Google Chairman Eric Schmidt speaks at the U

Schmidt spoke about the future of Google, cloud computing, and scrapped products.

Megan Nicolai

About 150 members of MinnesotaâÄôs tech community filled the Cowles Auditorium at the Humphrey School of Public Affairs Wednesday to see Eric Schmidt, the executive chairman of Google.

The University of Minnesota was one of the first institutions to start using Google Apps in everyday instruction. The UniversityâÄôs 90,000 user base is second only to Arizona State University, said Robert Jones, senior vice president for system academic administration at the University.

Schmidt was the CEO of Google for over 10 years, until April 2011 when co-founder Larry Page took over the position. Schmidt is valued at more than $6.2 billion, making him the 136th richest man in the world, according to ForbesâÄô list of billionaires for 2011.

Wednesday morning, Schmidt spoke and answered questions about the future of Google and technology at large.

Steve Kelly, Director of Science, Technology, and Public Policy at the Humphrey School of Public Affairs: GoogleâÄôs been reliant on ad revenues from [itâÄôs] search page.
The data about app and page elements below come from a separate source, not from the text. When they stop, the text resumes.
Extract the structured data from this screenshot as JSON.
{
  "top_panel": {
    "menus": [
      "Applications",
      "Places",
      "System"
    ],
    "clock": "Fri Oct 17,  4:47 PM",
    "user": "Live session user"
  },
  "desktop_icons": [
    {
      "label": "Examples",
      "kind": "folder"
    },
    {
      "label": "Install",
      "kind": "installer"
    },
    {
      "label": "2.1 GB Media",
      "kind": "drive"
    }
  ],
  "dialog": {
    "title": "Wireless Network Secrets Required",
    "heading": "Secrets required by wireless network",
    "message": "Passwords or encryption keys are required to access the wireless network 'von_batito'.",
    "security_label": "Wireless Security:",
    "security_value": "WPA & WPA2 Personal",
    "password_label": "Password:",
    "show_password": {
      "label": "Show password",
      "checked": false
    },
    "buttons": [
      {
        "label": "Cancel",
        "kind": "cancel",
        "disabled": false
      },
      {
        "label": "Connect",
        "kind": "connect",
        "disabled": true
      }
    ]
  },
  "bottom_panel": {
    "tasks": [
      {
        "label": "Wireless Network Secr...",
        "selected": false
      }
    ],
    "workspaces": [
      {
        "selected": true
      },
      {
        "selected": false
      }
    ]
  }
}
In this day and age, [itâÄôs] probably safe to say you canâÄôt always count on that. What is Google thinking about as a revenue model?

 âÄúWe would argue that advertising, when itâÄôs targeted, is a value to the user. The long term goal would be to show you exactly one ad, which is exactly the right one that you would always click on, and you would always buy the product. But the targeting is done based on what youâÄôre looking at.âÄù

 

Kelly: Do you see potential for revenue from extension or figuring out ways for non-search to generate revenue?

âÄúWeâÄôre very interested in the general, sort of cloud computing area, and itâÄôs particular impact on businesses âĦ When you use Google Docs âĦ itâÄôs stored in our data centers, itâÄôs backed up heavily, itâÄôs safer with us âÄìâÄì if I can be blunt âÄìâÄì than it is with you, given your propensity to back up your hard drive âĦ It seems obvious what cloud computing is, but itâÄôs really something different. ItâÄôs really about collaboration in general, and out of that, there could be some very considerable revenue opportunities. âÄù

 

Kelly: Dr. Jones mentioned Google as an innovation organization. What are the internal and external challenges that you see Google facing to maintain a pace of innovation and a spirit of innovation in the company?

âÄúItâÄôs a standard problem in a larger organization. This University maintains innovation âÄî frankly itâÄôs because of the students and grad students. Young people go through the various programs within the University, and then the openness of the University brings ideas in like that. WeâÄôve tried our variant of that, called 20 percent time, and the idea is that employees can spend 20 percent of their time on something that theyâÄôre interested in. It serves as a check and balance on the power trips that managers get in corporations. The employee can sit there and say, âÄòGreat. IâÄôm going to work really hard on your problem 80 percent of my time.âÄôâÄù

 

Kelly: Given this pace of innovation and new products being generated, are there occasions when you donâÄôt release because you see ethical or other social issues related to the product?

âÄúAll the time. IâÄôll give you an example. So, IâÄôm sitting in a room where all decisions are made, and this 23-, 24-year-old walks in to demonstrate his new product. And heâÄôs built a product that will run on your mobile phone that will track where your friends are, and will predict when youâÄôre going to meet them and where youâÄôre going to meet them using live, real-time tracking. If you think about it, it could be subpoenaed, it would break a bunch of privacy laws âĦ We have a whole team that goes through these products and sees if weâÄôre ready. Another example is that we did a very, very high-quality face-recognition system.

It worked like this âÄìâÄì you took a picture of the room, and it told you, whoâÄôs everybody in the room. Well, it turns out that if we get a straight-on shot of your face, we have a 50 percent shot of identifying you accurately within the first page of a set of results if you have roughly 13 pictures on the internet âĦ We decided not to release that product, we decided to wait.âÄù

 

Kelly: As the government moves more and more to web-based systems to make things more convenient, in the United States and in some other countries, itâÄôs very hard for low-income people and people of color to get access to those forms.

âÄúIf you look at the math of mobile phone adoption, we have about 4 billion mobile phones in the world, thereâÄôs roughly 7 billion people in the world, and weâÄôll probably get to 6 billion mobile phones âĦ IâÄôm very, very proud of this. I mean, these are voices who weâÄôve not heard, in languages very few people understand, we donâÄôt really know what they care about. Do they fundamentally care about Lady Gaga as much as we do? You know, we donâÄôt know. Maybe they do, by the way. My point is âÄî the arrival of another couple billion people into the human conversation is really something.âÄù